I don't really know the secret to making the perfect deep-dish pizza. I make a style of pizza, but it's not deep-dish. I think it boils down to following the same philosophy as making a regular pizza, just the ratio of crust to sauce and toppings would be different. I've always been craving to do a duck and foie gras pizza with a grated cheese on top of it. My philosophy is, you put the foie gras on top of the pizza and just cook it, it's going to melt. I think that would be fun, and I look for an opportunity to use duck all the time.
I think allowing the chefs to bring their own products is a great idea. It puts them in a position to be able to succeed. Sometimes the odds of the show are stacked against them, and if you have some go to ingredients you can make something work. I wish we could have done that, I would have put some fun stuff together. First off, I would've brought a sexy olive oil and a good amount of specialty Thai ingredients.
I would have liked to try Richard's pizza with the peaches. That sounds like it really wouldn't suck. Here's the thing: If you work at a lot of contemporary restaurants, the classics aren't on the menu. If I had to make all the things on the list, like, I haven't had to make a souffle in a really long time, so that would be challenging. Most people don't have that type of stuff on their menus. So, I mean if there's someone there who can't make crab cakes, steak frittes or shrimp scampi, they shouldn't even be in the competition. Most of that stuff is so straightforward, it was just the souffle that I thought might be challenging.

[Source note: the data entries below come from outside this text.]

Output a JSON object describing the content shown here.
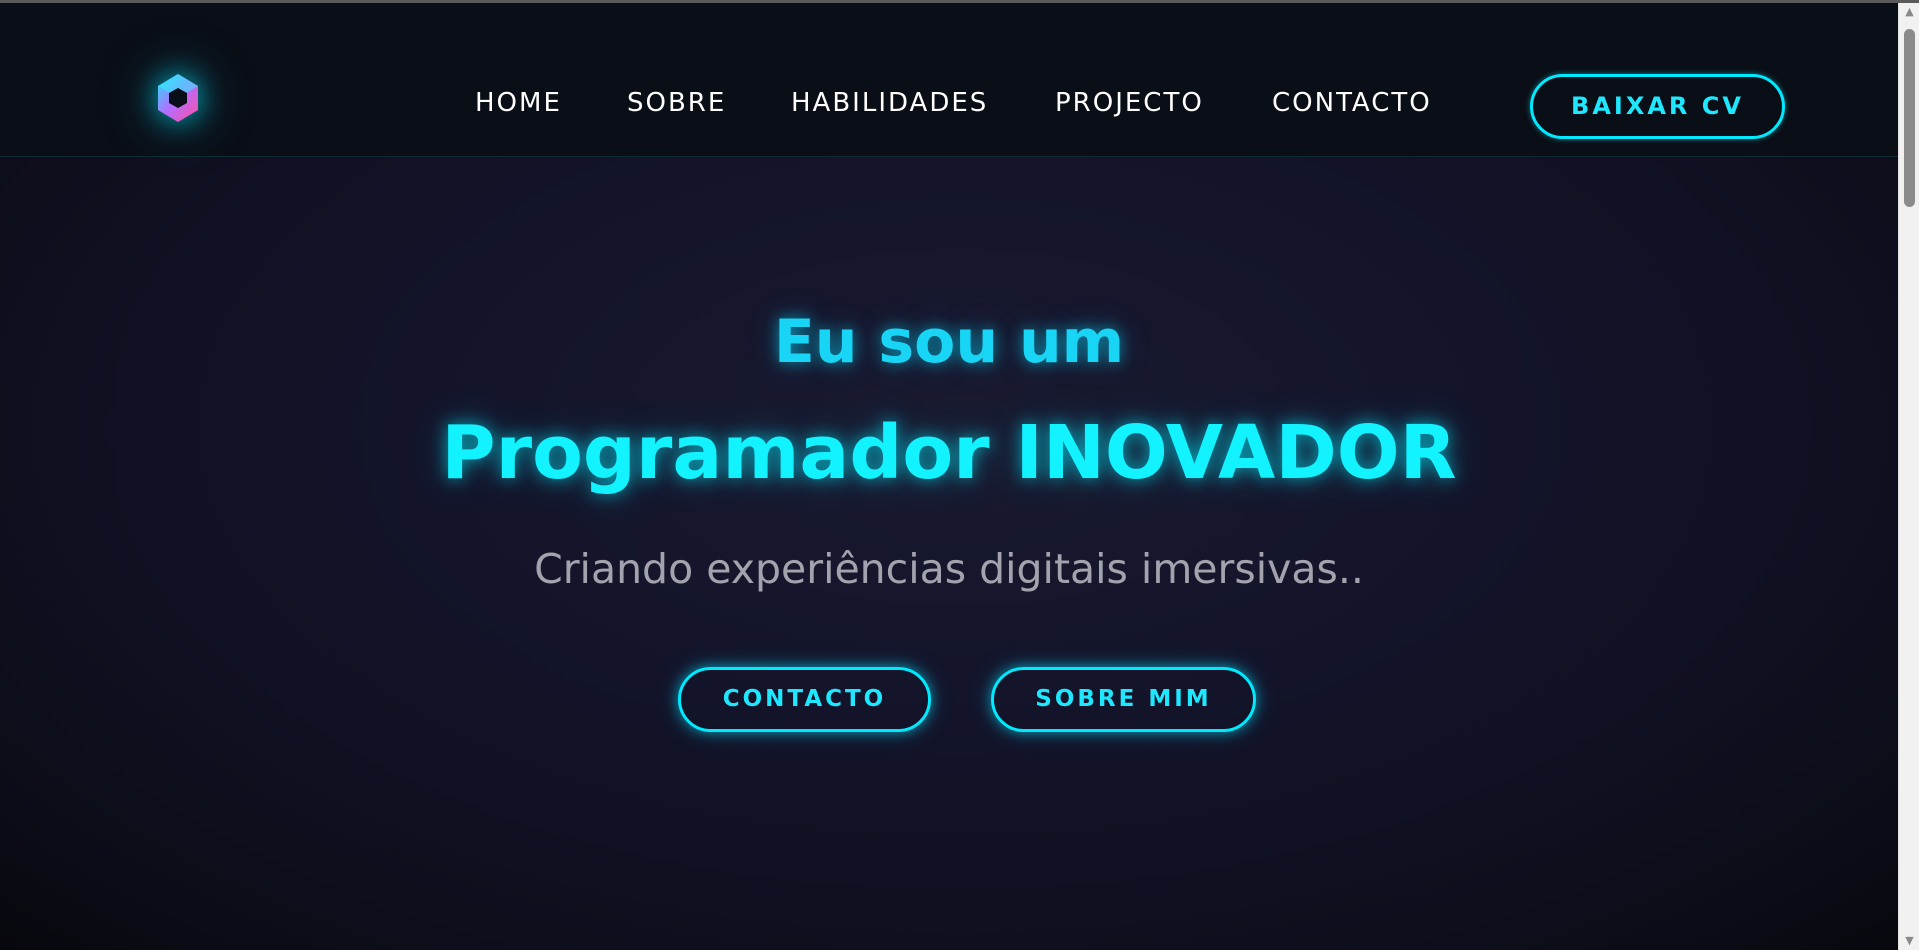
{
  "header": {
    "logo_icon": "hexagon-logo-icon",
    "nav": [
      {
        "label": "HOME"
      },
      {
        "label": "SOBRE"
      },
      {
        "label": "HABILIDADES"
      },
      {
        "label": "PROJECTO"
      },
      {
        "label": "CONTACTO"
      }
    ],
    "cta_label": "BAIXAR CV"
  },
  "hero": {
    "line1": "Eu sou um",
    "line2": "Programador INOVADOR",
    "subtitle": "Criando experiências digitais imersivas..",
    "buttons": {
      "contact": "CONTACTO",
      "about": "SOBRE MIM"
    }
  },
  "colors": {
    "accent": "#00eaff",
    "background": "#13142a",
    "navbar": "#0a0e16",
    "subtitle": "#a3a3ad",
    "logo_gradient": [
      "#1ee8ff",
      "#c86bff",
      "#ff4fa3"
    ]
  },
  "scrollbar": {
    "up_icon": "arrow-up-icon",
    "down_icon": "arrow-down-icon"
  }
}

What it comes to is that neither of the souffles were really souffles. But, at the same time I've been through the motions of it, and you can't do a souffle and then present your food last. It can't just sit there. So, from a timing perspective it's not really fair that the contestants had to put a traditional souffle up and then wait for all the food to be presented.
I don't have any immediate favorite contestants so far -- I still couldn't even tell you their names, there are too many of them. Quite a few of them have some personalities, and it's a very diverse group as always.
It wasn't a surprise that Nimma went home. The food was over-salted, and it just didn't look appetizing. If you're going to make a scampi, why would you marinate the shrimp in parsley? What would parsley add to a marinade? Parsley is more of a poignant herb when you get it raw and it's more of a palate cleanser. If you're just going to sit there and marinate parsley and then cook it, it's probably not going to do very much. It was just very unmemorable. Also, making shrimp scampi with cauliflower is just wildly inappropriate. There just doesn't seem to be any continuity of flavors.
In terms of the couple, Zoi and Jennifer, I think it would be nice to have someone there you can cope with, but at the same time you're emotionally attached and there's only going to be one winner. At some point, somebody's going to be upset. Harold www.perillanyc.com